A Khmer curry is the centerpiece of a Cambodian celebratory meal. It’s also one of the most satisfying dishes a newcomer to the cuisine can learn to make. Over two months in Cambodia, I had several opportunities to try my hand at curry-making in some very aromatic, lively cooking sessions. Everyone showing me how to make a Cambodian curry offered the same advice: “The secret to the intense yet subtle flavors of the curry is freshly pounded kroeung, or spice paste!”. As time-consuming as it is aromatic in the making, kroeung is often made using prahok, a fermented fish paste unique to Cambodia.
Teaching chefs in Phnom Penh and Siem Reap substitute prahok with shrimp paste in their cookery classes, catering for Western tastes. Shrimp paste is good, mind you (ask any Thai cook!), but it is not prahok. For true Cambodian flavors, the pungent fish paste prepared from river fish, such as gourami, snakehead, or tiny riel, is the real deal.
Why not try prahok?
The restaurant and home cooks I met in Cambodia purchase their supply of prahok from a known source, to ensure quality. The condiment can be found in local markets in little plastic tubs, but the better brands are exported in glass jars and sold in Asian markets in the UK and North America. Lifting the lid on a jar of the unique ingredient can be a jolting, even repugnant experience. Thankfully, the strong odor gives way to a surprisingly subtle carrier for the intricate flavors of Khmer cuisine.

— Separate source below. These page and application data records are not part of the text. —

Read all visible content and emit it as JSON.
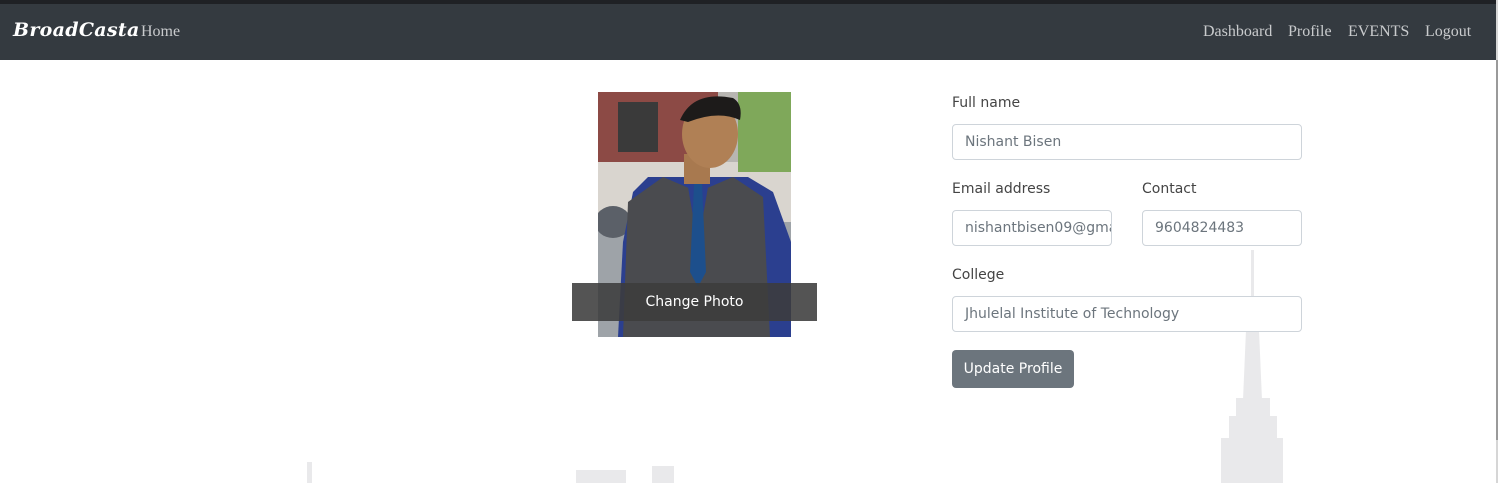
{
  "navbar": {
    "brand": "BroadCasta",
    "home": "Home",
    "right_links": [
      "Dashboard",
      "Profile",
      "EVENTS",
      "Logout"
    ]
  },
  "photo": {
    "change_label": "Change Photo"
  },
  "form": {
    "full_name_label": "Full name",
    "full_name_value": "Nishant Bisen",
    "email_label": "Email address",
    "email_value": "nishantbisen09@gma",
    "contact_label": "Contact",
    "contact_value": "9604824483",
    "college_label": "College",
    "college_value": "Jhulelal Institute of Technology",
    "update_button": "Update Profile"
  },
  "colors": {
    "navbar_bg": "#343a40",
    "button_bg": "#6c757d"
  }
}
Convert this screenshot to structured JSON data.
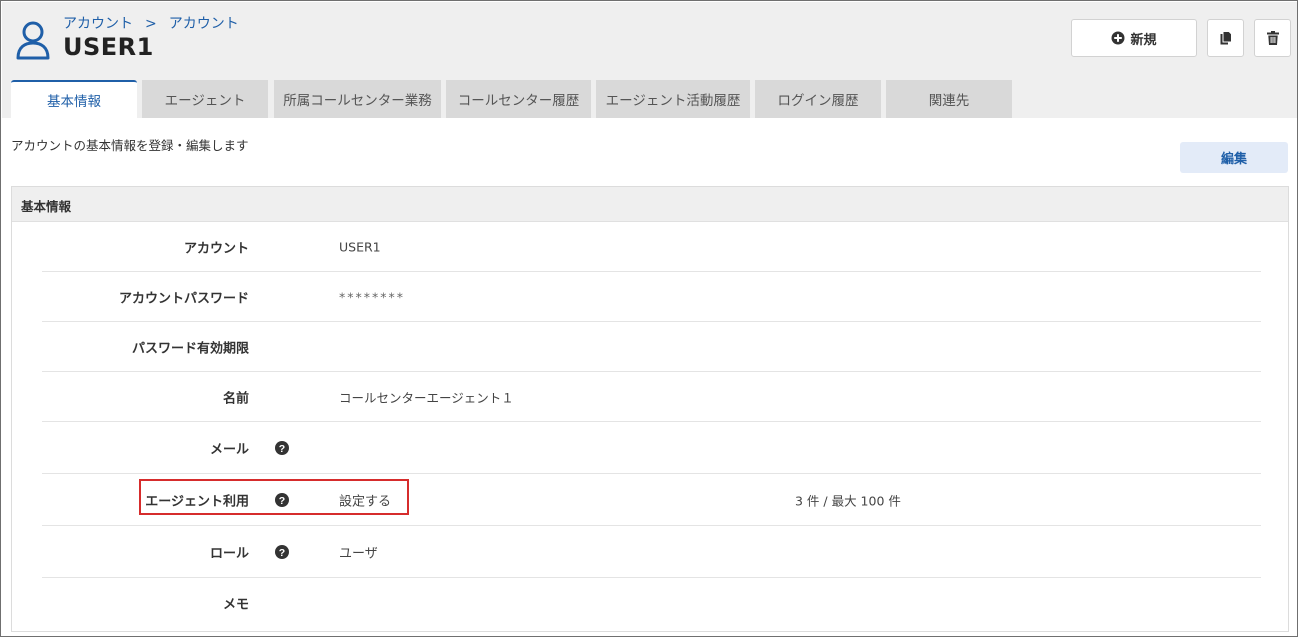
{
  "breadcrumb": {
    "parent": "アカウント",
    "separator": ">",
    "current": "アカウント"
  },
  "page_title": "USER1",
  "toolbar": {
    "new_label": "新規",
    "copy_icon": "copy-icon",
    "delete_icon": "trash-icon"
  },
  "tabs": [
    {
      "label": "基本情報",
      "active": true
    },
    {
      "label": "エージェント"
    },
    {
      "label": "所属コールセンター業務"
    },
    {
      "label": "コールセンター履歴"
    },
    {
      "label": "エージェント活動履歴"
    },
    {
      "label": "ログイン履歴"
    },
    {
      "label": "関連先"
    }
  ],
  "description": "アカウントの基本情報を登録・編集します",
  "edit_label": "編集",
  "panel": {
    "title": "基本情報",
    "fields": [
      {
        "label": "アカウント",
        "value": "USER1"
      },
      {
        "label": "アカウントパスワード",
        "value": "********"
      },
      {
        "label": "パスワード有効期限",
        "value": ""
      },
      {
        "label": "名前",
        "value": "コールセンターエージェント１"
      },
      {
        "label": "メール",
        "value": ""
      },
      {
        "label": "エージェント利用",
        "value": "設定する",
        "extra": "3 件 / 最大 100 件"
      },
      {
        "label": "ロール",
        "value": "ユーザ"
      },
      {
        "label": "メモ",
        "value": ""
      }
    ]
  },
  "colors": {
    "accent": "#1f5fa8",
    "highlight": "#d62c2c",
    "header_bg": "#efefef",
    "tab_bg": "#d9d9d9"
  }
}
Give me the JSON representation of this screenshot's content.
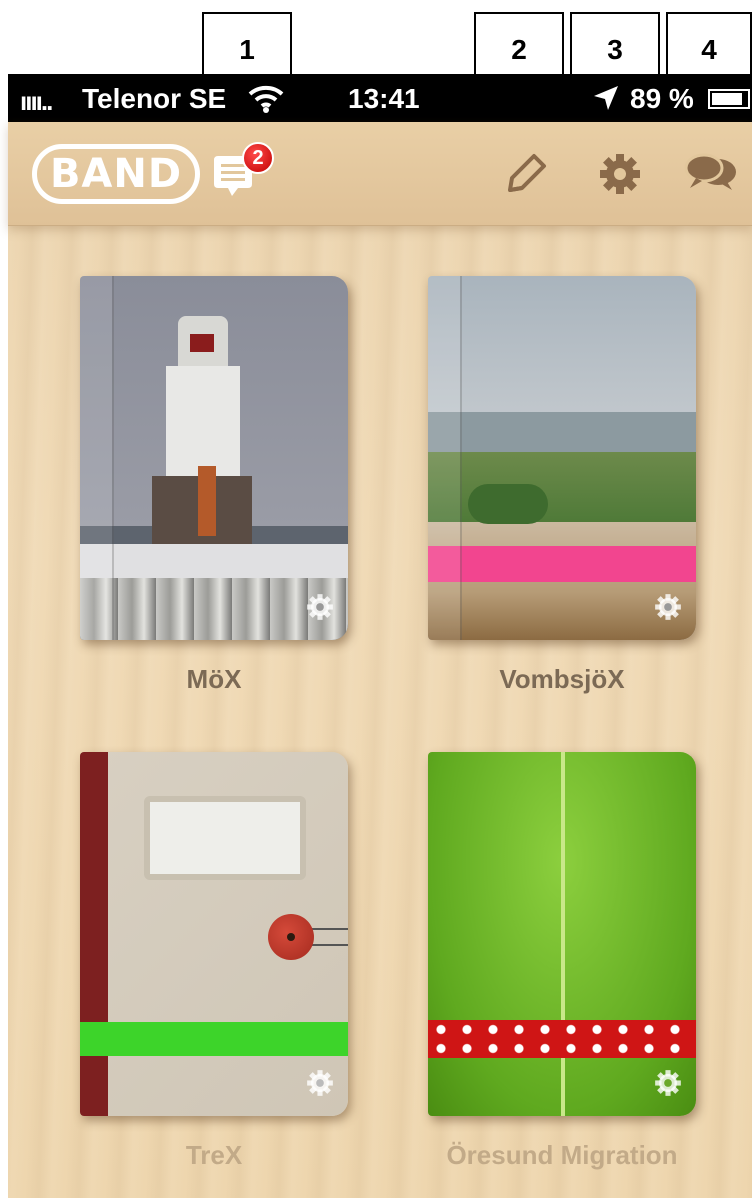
{
  "annotations": [
    {
      "label": "1"
    },
    {
      "label": "2"
    },
    {
      "label": "3"
    },
    {
      "label": "4"
    }
  ],
  "status_bar": {
    "signal": "ıııı..",
    "carrier": "Telenor SE",
    "time": "13:41",
    "battery_text": "89 %",
    "battery_level": 0.89
  },
  "header": {
    "logo": "BAND",
    "notification_count": "2",
    "icons": [
      "notifications-icon",
      "pencil-icon",
      "gear-icon",
      "chat-bubbles-icon"
    ]
  },
  "bands": [
    {
      "title": "MöX",
      "cover": "lighthouse photo",
      "band_color": "#e0e0e2"
    },
    {
      "title": "VombsjöX",
      "cover": "shore photo",
      "band_color": "#f2458f"
    },
    {
      "title": "TreX",
      "cover": "notebook",
      "band_color": "#3dd42a"
    },
    {
      "title": "Öresund Migration",
      "cover": "green leaf",
      "band_color": "#cf1515"
    }
  ],
  "colors": {
    "status_bar": "#000000",
    "wood": "#eed6ae",
    "badge": "#d40000"
  }
}
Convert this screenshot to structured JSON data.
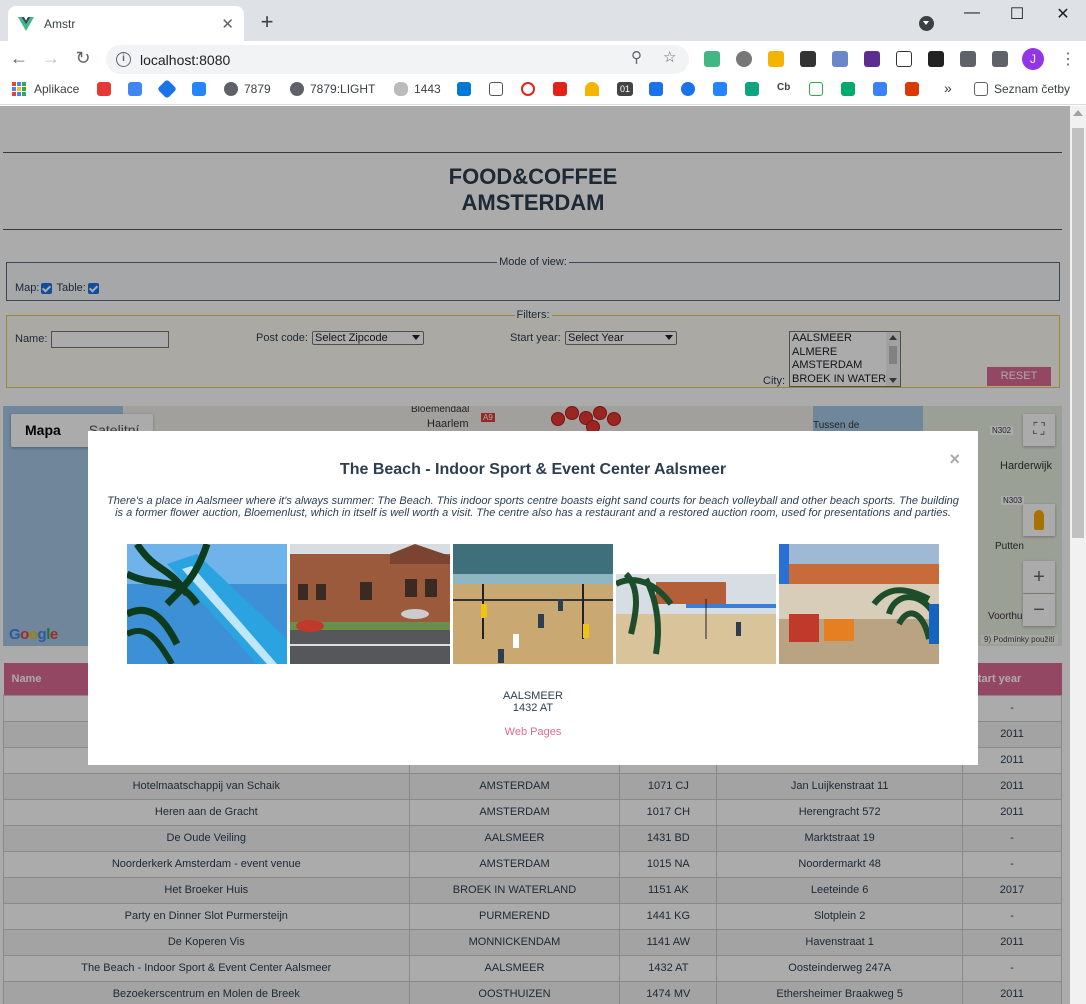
{
  "browser": {
    "tab_title": "Amstr",
    "url": "localhost:8080",
    "avatar_letter": "J",
    "bookmarks": [
      "Aplikace",
      "7879",
      "7879:LIGHT",
      "1443",
      "01",
      "Cb",
      "Seznam četby"
    ],
    "overflow": "»"
  },
  "page": {
    "title_line1": "FOOD&COFFEE",
    "title_line2": "AMSTERDAM",
    "mode_legend": "Mode of view:",
    "mode_map_label": "Map:",
    "mode_table_label": "Table:",
    "filters_legend": "Filters:",
    "name_label": "Name:",
    "postcode_label": "Post code:",
    "postcode_value": "Select Zipcode",
    "startyear_label": "Start year:",
    "startyear_value": "Select Year",
    "city_label": "City:",
    "city_options": [
      "AALSMEER",
      "ALMERE",
      "AMSTERDAM",
      "BROEK IN WATER"
    ],
    "reset_label": "RESET"
  },
  "map": {
    "type_map": "Mapa",
    "type_satellite": "Satelitní",
    "place_haarlem": "Haarlem",
    "place_harderwijk": "Harderwijk",
    "place_putten": "Putten",
    "place_voorthuizen": "Voorthui",
    "place_bloemendaal": "Bloemendaal",
    "place_tussen": "Tussen de",
    "road_a9": "A9",
    "road_n302": "N302",
    "road_n303": "N303",
    "logo": "Google",
    "terms": "9) Podmínky použití",
    "zoom_in": "+",
    "zoom_out": "−"
  },
  "table": {
    "headers": [
      "Name",
      "",
      "",
      "",
      "Start year"
    ],
    "rows": [
      [
        "",
        "",
        "",
        "",
        "-"
      ],
      [
        "",
        "",
        "",
        "",
        "2011"
      ],
      [
        "",
        "",
        "",
        "",
        "2011"
      ],
      [
        "Hotelmaatschappij van Schaik",
        "AMSTERDAM",
        "1071 CJ",
        "Jan Luijkenstraat 11",
        "2011"
      ],
      [
        "Heren aan de Gracht",
        "AMSTERDAM",
        "1017 CH",
        "Herengracht 572",
        "2011"
      ],
      [
        "De Oude Veiling",
        "AALSMEER",
        "1431 BD",
        "Marktstraat 19",
        "-"
      ],
      [
        "Noorderkerk Amsterdam - event venue",
        "AMSTERDAM",
        "1015 NA",
        "Noordermarkt 48",
        "-"
      ],
      [
        "Het Broeker Huis",
        "BROEK IN WATERLAND",
        "1151 AK",
        "Leeteinde 6",
        "2017"
      ],
      [
        "Party en Dinner Slot Purmersteijn",
        "PURMEREND",
        "1441 KG",
        "Slotplein 2",
        "-"
      ],
      [
        "De Koperen Vis",
        "MONNICKENDAM",
        "1141 AW",
        "Havenstraat 1",
        "2011"
      ],
      [
        "The Beach - Indoor Sport & Event Center Aalsmeer",
        "AALSMEER",
        "1432 AT",
        "Oosteinderweg 247A",
        "-"
      ],
      [
        "Bezoekerscentrum en Molen de Breek",
        "OOSTHUIZEN",
        "1474 MV",
        "Ethersheimer Braakweg 5",
        "2011"
      ]
    ]
  },
  "modal": {
    "close": "×",
    "title": "The Beach - Indoor Sport & Event Center Aalsmeer",
    "description": "There's a place in Aalsmeer where it's always summer: The Beach. This indoor sports centre boasts eight sand courts for beach volleyball and other beach sports. The building is a former flower auction, Bloemenlust, which in itself is well worth a visit. The centre also has a restaurant and a restored auction room, used for presentations and parties.",
    "city": "AALSMEER",
    "postcode": "1432 AT",
    "web_link": "Web Pages"
  },
  "colors": {
    "accent": "#dc6b93",
    "title": "#2c3e50",
    "filters_border": "#e7c84a"
  }
}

How to eat ‘Cambodian cheese’
Sometimes called ‘Cambodian cheese’ because of its strong and distinctive smell, prahok originated as a way of preserving fish for use out of fishing season. The fish are de-scaled, gutted and cleaned, then crushed and salted before being packed in salt and fermented for at least 20 days (the best prahok can be stored for up to two years). In the countryside, prahok is often eaten with rice in lieu of meat or fresh fish. Everywhere in Cambodia, it is added to the soups that feature prominently in the cuisine.
As a dish in its own right, prahok can be mixed with finely chopped kafir lime leaves or other herbs, wrapped in a banana leaf and grilled. Chef Johannès Riviere of Cuisine Wat Damnak in Siem Reap serves a delicious side of grilled prahok alongside grilled chicken.
Admittedly, prahok is something of an acquired taste, but its resounding umami hit on the palate is worth the effort. A good place to give prahok a go is Romdeng, in Phnom Penh, where a prahok sampler comes as an appetizer, offers diners a chance to sample with crudités: steamed alone; combined with galangal, lemongrass, and tamarind; and teamed with spiced ground pork.
Cambodians may have invented prahok, but the taste sensation is not restricted to Southeast Asia. Fermented, salted fish preparations have long featured in Western civilizations, as well. Production of garum was an important contributor to the economy of Pompeii! Italian researchers who analyzed the town’s last batch of garum dated it to August, 79 AD, which helped establish the precise date of the city’s destruction.